### Dataset records
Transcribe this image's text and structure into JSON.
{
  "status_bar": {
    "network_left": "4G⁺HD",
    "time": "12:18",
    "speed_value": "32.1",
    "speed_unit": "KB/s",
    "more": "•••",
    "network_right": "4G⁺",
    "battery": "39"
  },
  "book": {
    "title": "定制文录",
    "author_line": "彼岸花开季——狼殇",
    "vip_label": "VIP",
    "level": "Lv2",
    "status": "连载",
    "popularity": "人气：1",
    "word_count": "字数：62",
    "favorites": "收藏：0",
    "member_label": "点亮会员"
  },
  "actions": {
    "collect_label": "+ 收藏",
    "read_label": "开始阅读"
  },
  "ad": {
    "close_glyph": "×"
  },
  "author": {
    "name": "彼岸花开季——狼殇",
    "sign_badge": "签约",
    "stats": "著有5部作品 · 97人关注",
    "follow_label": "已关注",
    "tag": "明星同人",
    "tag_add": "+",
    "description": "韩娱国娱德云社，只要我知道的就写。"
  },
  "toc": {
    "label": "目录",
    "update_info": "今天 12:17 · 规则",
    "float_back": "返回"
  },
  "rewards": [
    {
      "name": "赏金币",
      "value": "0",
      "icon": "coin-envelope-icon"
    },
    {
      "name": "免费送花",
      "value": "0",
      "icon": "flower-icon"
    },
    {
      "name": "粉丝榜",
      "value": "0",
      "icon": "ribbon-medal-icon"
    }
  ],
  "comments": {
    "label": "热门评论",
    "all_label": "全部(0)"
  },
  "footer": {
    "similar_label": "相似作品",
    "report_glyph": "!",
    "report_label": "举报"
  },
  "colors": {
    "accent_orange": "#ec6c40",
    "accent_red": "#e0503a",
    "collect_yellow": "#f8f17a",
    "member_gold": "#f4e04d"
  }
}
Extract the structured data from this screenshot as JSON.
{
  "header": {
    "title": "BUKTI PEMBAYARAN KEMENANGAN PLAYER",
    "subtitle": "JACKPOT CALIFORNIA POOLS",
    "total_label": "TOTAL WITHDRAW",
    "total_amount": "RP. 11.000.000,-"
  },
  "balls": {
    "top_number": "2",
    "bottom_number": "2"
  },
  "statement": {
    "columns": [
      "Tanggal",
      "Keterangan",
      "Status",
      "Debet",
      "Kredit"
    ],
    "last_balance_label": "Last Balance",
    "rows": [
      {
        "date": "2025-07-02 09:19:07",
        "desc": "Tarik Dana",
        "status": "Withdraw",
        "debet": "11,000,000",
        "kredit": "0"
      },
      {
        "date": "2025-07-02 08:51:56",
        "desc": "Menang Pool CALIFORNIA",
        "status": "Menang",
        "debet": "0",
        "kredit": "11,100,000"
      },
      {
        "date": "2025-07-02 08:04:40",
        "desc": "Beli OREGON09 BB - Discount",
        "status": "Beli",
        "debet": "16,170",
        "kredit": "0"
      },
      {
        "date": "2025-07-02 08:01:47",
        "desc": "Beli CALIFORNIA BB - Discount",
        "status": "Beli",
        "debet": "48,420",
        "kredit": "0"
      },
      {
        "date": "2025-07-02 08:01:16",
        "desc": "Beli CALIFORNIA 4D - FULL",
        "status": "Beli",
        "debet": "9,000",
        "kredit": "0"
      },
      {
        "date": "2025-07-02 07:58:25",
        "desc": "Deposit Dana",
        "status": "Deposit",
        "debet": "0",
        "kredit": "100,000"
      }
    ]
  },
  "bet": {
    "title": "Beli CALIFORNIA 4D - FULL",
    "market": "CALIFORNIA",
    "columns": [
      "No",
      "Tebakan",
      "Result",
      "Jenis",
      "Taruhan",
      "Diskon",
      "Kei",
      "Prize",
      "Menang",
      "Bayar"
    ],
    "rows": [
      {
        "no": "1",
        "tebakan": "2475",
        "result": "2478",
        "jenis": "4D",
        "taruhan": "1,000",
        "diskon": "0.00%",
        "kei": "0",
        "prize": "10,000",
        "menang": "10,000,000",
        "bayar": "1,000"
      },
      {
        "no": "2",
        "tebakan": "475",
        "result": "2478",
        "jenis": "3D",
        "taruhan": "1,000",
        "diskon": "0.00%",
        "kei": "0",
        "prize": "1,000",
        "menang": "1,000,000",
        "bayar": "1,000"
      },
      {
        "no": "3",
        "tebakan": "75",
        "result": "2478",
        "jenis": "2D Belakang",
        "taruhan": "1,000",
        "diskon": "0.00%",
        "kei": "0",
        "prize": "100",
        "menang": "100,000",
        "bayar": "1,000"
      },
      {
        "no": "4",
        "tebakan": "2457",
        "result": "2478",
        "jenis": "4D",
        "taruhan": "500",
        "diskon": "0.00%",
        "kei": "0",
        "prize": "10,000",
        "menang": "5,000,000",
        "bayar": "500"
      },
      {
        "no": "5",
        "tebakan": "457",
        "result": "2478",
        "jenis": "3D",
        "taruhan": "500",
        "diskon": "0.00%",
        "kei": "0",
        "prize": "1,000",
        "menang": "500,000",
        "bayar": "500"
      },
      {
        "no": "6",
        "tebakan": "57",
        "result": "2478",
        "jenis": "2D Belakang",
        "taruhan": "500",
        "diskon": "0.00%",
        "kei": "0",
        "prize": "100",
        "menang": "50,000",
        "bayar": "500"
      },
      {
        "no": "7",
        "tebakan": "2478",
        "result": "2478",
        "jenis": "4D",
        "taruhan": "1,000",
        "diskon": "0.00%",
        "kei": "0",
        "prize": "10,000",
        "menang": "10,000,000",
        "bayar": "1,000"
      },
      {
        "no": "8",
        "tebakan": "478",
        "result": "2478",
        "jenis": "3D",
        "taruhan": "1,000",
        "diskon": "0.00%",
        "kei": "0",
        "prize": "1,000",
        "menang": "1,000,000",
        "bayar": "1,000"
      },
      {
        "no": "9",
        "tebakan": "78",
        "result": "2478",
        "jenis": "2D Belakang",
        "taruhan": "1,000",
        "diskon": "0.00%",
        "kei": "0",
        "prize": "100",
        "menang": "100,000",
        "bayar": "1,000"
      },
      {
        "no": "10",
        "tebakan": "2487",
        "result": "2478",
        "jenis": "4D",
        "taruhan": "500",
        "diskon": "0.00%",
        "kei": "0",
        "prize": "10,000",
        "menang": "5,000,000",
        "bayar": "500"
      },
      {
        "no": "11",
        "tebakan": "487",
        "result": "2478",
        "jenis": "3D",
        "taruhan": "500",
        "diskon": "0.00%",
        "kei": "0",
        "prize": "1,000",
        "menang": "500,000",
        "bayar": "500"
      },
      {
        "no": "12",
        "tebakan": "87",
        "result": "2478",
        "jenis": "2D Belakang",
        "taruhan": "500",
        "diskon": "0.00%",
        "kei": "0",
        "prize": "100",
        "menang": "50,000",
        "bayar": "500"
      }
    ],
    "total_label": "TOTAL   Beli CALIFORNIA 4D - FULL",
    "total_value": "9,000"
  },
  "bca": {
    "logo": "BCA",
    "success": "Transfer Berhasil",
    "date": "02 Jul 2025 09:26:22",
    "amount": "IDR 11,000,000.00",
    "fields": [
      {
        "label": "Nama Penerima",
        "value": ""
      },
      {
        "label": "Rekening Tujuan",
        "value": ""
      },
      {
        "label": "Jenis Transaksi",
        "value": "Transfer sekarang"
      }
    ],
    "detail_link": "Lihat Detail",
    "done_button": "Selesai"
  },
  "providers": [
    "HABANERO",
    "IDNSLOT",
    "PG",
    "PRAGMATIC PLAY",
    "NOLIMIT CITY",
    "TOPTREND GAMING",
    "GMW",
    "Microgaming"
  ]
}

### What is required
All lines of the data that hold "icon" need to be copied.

### Answer area
      "icon": "coin-envelope-icon"
      "icon": "flower-icon"
      "icon": "ribbon-medal-icon"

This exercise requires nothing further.